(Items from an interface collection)

——————

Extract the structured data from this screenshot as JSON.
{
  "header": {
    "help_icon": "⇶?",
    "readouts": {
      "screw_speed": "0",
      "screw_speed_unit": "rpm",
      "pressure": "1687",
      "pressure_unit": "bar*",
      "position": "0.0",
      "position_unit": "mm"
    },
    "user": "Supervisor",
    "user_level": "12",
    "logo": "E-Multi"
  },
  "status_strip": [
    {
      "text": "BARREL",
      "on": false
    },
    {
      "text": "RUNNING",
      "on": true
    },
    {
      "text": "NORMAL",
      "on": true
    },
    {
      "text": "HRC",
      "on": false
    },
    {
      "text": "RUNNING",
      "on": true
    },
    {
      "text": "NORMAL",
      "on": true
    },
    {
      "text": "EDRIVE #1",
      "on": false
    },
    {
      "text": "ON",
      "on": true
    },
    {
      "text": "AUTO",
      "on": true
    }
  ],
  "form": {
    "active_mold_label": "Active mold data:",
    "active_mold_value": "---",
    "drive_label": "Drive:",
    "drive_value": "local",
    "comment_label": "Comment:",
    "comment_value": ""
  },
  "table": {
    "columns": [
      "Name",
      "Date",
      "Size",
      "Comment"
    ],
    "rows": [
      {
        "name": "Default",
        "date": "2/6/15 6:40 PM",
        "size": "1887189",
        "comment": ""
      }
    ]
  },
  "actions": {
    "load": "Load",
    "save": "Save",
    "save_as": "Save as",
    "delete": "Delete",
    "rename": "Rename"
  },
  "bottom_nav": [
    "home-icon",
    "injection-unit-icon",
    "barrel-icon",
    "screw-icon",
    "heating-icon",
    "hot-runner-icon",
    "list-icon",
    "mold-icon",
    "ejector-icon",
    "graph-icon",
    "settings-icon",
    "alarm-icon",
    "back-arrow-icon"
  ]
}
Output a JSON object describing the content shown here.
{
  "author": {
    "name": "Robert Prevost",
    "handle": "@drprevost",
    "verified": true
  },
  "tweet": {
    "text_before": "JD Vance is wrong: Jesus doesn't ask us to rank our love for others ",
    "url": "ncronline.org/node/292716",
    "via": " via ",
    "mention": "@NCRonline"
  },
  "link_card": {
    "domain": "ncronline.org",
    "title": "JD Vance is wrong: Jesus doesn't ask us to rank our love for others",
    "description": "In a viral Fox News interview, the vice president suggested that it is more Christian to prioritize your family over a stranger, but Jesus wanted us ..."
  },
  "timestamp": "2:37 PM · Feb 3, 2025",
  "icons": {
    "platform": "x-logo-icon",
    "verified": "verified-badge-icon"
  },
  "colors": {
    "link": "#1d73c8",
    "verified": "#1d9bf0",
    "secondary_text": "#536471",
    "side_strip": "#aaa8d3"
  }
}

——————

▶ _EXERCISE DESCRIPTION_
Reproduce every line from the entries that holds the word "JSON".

▶ _REPLY TO THE EXERCISE_
Extract the structured data from this screenshot as JSON.
Output a JSON object describing the content shown here.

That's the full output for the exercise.